* [What is needed] No pictures are to be included when the entries below are reproduced exactly.

(Collected data entries)
■ ■ ■ ■

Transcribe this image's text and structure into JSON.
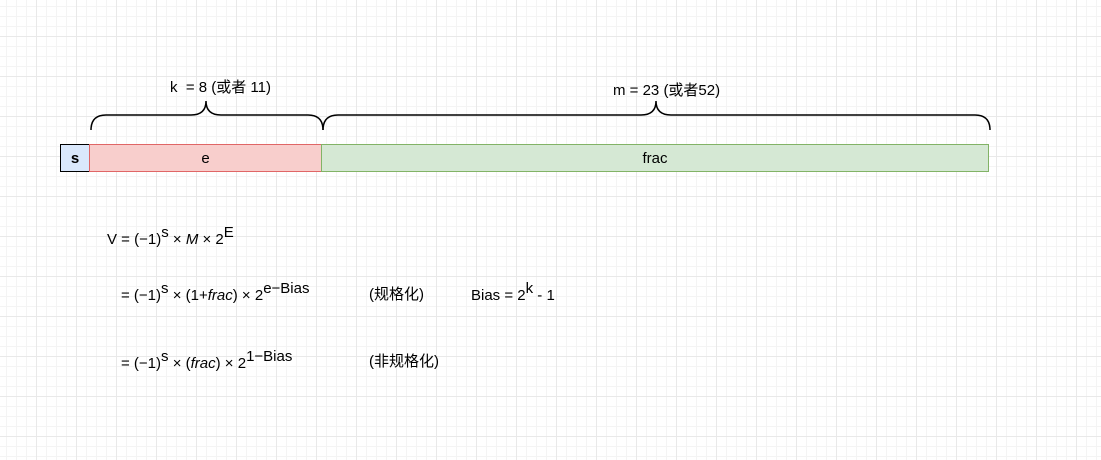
{
  "braces": {
    "exponent_label": "k  = 8 (或者 11)",
    "fraction_label": "m = 23 (或者52)"
  },
  "fields": {
    "sign": "s",
    "exponent": "e",
    "fraction": "frac"
  },
  "formulas": {
    "line1": {
      "prefix": "V = (−1)",
      "sup1": "s",
      "middle": " × ",
      "M": "M",
      "times2": " × 2",
      "sup2": "E"
    },
    "line2": {
      "prefix": "= (−1)",
      "sup1": "s",
      "middle1": " × (1+",
      "frac": "frac",
      "middle2": ") × 2",
      "sup2": "e−Bias",
      "note": "(规格化)",
      "bias_prefix": "Bias = 2",
      "bias_sup": "k",
      "bias_suffix": " - 1"
    },
    "line3": {
      "prefix": "= (−1)",
      "sup1": "s",
      "middle1": " × (",
      "frac": "frac",
      "middle2": ") × 2",
      "sup2": "1−Bias",
      "note": "(非规格化)"
    }
  },
  "colors": {
    "sign_fill": "#dae8fc",
    "exponent_fill": "#f8cecc",
    "exponent_stroke": "#e06666",
    "fraction_fill": "#d5e8d4",
    "fraction_stroke": "#82b366"
  }
}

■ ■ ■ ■

* [Problem solution]
Transcribe this image's text and structure into JSON.
{
  "braces": {
    "exponent_label": "k  = 8 (或者 11)",
    "fraction_label": "m = 23 (或者52)"
  },
  "fields": {
    "sign": "s",
    "exponent": "e",
    "fraction": "frac"
  },
  "formulas": {
    "line1": {
      "prefix": "V = (−1)",
      "sup1": "s",
      "middle": " × ",
      "M": "M",
      "times2": " × 2",
      "sup2": "E"
    },
    "line2": {
      "prefix": "= (−1)",
      "sup1": "s",
      "middle1": " × (1+",
      "frac": "frac",
      "middle2": ") × 2",
      "sup2": "e−Bias",
      "note": "(规格化)",
      "bias_prefix": "Bias = 2",
      "bias_sup": "k",
      "bias_suffix": " - 1"
    },
    "line3": {
      "prefix": "= (−1)",
      "sup1": "s",
      "middle1": " × (",
      "frac": "frac",
      "middle2": ") × 2",
      "sup2": "1−Bias",
      "note": "(非规格化)"
    }
  },
  "colors": {
    "sign_fill": "#dae8fc",
    "exponent_fill": "#f8cecc",
    "exponent_stroke": "#e06666",
    "fraction_fill": "#d5e8d4",
    "fraction_stroke": "#82b366"
  }
}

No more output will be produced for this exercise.